[Records from a data collection]
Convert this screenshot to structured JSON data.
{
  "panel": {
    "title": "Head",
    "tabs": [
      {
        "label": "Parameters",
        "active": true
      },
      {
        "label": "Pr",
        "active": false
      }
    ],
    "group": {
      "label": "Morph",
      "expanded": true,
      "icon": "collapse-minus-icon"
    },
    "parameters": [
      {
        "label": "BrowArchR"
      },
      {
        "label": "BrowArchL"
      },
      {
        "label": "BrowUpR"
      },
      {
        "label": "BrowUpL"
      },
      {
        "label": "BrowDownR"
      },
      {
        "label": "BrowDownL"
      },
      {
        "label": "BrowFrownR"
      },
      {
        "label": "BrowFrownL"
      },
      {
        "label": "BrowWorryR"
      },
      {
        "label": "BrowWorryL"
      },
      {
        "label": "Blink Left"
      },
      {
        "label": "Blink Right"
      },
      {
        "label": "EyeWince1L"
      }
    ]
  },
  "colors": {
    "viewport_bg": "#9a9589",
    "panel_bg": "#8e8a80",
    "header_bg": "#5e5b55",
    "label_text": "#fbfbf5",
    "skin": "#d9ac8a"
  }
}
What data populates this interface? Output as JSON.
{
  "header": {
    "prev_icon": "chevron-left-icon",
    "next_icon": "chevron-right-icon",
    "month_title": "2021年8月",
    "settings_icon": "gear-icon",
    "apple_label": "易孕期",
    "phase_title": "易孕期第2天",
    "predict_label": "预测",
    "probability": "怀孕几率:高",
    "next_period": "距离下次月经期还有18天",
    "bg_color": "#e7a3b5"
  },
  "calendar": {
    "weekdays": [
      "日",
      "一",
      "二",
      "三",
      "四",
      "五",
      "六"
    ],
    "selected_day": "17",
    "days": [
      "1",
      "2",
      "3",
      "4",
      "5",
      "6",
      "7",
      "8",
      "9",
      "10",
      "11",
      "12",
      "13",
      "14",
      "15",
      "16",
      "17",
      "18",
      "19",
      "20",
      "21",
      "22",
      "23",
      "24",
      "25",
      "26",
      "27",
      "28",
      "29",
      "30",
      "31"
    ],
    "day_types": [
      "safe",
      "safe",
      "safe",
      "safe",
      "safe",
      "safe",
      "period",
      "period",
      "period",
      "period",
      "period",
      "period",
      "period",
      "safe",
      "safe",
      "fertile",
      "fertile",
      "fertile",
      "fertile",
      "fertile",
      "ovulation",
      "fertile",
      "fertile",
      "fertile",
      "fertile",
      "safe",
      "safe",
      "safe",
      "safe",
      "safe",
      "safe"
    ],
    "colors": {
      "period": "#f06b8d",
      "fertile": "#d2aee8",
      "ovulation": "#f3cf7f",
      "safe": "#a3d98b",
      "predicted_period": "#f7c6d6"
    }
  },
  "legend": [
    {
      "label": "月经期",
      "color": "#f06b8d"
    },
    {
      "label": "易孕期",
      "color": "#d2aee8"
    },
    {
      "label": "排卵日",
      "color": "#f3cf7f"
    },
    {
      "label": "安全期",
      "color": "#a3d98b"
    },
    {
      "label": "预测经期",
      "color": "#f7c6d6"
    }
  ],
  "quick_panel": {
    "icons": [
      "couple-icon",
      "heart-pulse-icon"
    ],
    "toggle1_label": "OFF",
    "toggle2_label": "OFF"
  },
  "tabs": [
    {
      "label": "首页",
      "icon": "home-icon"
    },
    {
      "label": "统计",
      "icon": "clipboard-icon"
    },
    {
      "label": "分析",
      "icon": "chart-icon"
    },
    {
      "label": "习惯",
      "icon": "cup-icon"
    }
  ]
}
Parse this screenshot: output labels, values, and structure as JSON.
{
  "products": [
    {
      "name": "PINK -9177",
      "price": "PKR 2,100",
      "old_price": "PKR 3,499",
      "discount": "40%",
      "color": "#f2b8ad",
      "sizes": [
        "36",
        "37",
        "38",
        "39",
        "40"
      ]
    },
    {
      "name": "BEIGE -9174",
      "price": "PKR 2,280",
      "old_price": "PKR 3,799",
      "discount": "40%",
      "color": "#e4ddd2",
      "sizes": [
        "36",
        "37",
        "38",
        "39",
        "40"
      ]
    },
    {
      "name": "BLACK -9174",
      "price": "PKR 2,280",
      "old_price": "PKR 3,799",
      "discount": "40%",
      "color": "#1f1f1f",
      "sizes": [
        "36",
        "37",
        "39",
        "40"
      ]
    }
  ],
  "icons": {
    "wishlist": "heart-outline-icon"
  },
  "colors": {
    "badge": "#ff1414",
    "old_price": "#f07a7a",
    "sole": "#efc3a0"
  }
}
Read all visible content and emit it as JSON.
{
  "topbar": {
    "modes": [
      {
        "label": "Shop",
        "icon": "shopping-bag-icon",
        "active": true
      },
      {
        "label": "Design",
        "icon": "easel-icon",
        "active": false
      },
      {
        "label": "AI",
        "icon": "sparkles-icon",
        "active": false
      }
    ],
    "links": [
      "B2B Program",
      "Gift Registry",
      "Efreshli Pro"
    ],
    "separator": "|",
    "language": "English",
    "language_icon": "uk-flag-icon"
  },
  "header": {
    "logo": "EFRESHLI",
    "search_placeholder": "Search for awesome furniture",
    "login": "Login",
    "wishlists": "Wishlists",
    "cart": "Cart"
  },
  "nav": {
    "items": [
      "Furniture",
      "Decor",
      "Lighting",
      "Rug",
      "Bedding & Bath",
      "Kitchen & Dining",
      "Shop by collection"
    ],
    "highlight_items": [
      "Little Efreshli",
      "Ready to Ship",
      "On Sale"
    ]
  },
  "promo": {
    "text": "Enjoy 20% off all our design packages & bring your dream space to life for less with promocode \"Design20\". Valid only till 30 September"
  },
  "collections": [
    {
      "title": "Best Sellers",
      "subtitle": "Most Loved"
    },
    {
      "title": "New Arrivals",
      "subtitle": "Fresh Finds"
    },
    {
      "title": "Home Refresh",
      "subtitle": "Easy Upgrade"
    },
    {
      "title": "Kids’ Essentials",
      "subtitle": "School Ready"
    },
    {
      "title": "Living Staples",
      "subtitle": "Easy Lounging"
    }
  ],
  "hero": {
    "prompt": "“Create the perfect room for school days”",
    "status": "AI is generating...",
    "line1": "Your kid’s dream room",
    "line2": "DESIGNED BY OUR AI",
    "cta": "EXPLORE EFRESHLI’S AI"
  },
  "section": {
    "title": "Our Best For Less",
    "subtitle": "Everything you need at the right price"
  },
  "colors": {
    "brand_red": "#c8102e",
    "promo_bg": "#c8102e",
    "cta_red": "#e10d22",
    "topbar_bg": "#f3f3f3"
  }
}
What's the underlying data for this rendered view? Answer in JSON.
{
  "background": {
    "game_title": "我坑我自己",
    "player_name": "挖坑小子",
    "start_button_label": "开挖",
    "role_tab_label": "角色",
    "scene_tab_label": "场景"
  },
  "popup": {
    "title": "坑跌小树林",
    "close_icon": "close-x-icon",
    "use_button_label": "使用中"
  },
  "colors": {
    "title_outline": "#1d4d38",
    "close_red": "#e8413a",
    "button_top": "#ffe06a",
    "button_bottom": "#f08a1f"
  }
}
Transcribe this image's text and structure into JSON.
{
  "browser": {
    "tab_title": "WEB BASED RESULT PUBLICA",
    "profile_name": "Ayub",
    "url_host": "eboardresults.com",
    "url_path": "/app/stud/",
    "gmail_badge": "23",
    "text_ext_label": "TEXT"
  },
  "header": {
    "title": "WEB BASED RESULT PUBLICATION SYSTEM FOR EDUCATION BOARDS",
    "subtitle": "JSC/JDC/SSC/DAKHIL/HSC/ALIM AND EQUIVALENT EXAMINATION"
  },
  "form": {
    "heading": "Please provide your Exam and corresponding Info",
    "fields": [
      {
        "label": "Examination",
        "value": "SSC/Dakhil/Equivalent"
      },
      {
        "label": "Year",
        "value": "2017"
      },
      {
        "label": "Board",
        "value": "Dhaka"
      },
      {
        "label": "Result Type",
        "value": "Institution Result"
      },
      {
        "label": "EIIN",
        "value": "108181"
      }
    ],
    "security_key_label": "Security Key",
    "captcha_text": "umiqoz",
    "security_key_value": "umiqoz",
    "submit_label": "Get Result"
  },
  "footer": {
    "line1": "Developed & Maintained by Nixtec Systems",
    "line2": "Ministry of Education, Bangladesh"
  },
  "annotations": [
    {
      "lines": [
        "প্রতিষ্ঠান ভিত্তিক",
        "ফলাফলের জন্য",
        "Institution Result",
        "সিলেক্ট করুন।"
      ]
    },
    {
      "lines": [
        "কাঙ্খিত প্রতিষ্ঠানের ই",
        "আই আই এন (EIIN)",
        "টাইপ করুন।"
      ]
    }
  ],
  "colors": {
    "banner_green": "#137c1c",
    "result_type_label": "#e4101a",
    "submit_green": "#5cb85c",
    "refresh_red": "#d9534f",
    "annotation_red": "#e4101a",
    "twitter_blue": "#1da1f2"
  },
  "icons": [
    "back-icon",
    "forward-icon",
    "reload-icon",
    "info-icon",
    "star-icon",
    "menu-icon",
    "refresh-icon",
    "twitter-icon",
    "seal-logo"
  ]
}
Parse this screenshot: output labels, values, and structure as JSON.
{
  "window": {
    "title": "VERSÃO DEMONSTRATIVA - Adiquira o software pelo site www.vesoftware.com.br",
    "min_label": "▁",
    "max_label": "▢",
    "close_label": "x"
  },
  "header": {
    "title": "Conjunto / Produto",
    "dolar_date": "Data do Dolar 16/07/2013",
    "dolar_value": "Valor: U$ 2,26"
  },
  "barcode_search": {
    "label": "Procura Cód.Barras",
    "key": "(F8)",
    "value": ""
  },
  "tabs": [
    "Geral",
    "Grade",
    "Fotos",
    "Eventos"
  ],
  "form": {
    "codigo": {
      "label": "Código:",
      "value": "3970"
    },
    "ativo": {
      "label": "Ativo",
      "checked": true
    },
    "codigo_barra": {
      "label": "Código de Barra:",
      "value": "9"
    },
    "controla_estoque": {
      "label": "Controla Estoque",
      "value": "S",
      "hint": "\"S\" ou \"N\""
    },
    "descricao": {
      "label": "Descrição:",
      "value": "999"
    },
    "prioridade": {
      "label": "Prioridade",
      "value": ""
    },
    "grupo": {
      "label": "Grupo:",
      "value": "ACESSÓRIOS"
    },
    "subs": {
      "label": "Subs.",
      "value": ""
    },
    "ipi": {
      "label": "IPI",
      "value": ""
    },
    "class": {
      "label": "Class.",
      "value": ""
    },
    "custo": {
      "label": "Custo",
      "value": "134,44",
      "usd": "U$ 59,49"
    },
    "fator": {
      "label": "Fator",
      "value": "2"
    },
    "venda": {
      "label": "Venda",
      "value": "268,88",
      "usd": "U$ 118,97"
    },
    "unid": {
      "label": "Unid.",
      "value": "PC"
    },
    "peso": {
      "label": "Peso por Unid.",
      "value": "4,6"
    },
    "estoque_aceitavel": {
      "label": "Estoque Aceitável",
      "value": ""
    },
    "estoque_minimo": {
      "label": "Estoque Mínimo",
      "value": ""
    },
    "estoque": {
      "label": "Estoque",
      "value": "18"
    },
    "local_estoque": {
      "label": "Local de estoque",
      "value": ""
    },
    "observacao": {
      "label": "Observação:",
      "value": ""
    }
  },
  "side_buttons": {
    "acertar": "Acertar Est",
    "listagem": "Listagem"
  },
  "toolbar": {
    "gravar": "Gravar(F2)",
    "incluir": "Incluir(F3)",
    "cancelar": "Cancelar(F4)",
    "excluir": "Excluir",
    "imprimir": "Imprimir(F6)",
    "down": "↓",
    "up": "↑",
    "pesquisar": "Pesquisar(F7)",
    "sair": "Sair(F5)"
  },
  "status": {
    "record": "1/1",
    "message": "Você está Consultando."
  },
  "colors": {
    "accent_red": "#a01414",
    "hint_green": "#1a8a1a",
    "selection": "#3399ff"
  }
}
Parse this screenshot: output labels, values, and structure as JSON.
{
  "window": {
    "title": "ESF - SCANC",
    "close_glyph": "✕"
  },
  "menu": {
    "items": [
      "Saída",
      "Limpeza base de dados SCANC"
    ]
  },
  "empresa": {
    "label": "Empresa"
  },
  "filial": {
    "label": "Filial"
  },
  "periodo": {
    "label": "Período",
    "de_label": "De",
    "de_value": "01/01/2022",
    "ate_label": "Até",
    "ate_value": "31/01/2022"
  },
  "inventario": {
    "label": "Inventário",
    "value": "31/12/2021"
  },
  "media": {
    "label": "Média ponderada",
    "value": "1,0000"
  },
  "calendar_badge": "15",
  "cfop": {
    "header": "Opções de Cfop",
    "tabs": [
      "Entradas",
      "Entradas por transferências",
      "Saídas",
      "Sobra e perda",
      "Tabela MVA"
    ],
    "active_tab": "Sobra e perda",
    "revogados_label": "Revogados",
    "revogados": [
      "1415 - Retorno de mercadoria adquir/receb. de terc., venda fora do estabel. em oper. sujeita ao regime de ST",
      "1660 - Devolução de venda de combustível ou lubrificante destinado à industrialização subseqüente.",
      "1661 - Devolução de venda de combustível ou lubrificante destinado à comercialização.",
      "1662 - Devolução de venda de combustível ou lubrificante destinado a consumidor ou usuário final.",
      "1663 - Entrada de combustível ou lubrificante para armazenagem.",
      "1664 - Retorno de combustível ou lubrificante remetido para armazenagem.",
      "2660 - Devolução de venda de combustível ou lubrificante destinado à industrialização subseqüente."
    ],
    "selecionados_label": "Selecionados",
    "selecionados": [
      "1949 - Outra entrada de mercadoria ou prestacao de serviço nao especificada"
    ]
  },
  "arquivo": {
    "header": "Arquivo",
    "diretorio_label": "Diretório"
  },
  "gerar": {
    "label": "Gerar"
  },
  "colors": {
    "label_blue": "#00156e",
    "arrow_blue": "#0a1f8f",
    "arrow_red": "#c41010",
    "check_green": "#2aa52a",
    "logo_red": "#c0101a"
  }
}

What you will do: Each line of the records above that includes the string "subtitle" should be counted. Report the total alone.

Completed task: 7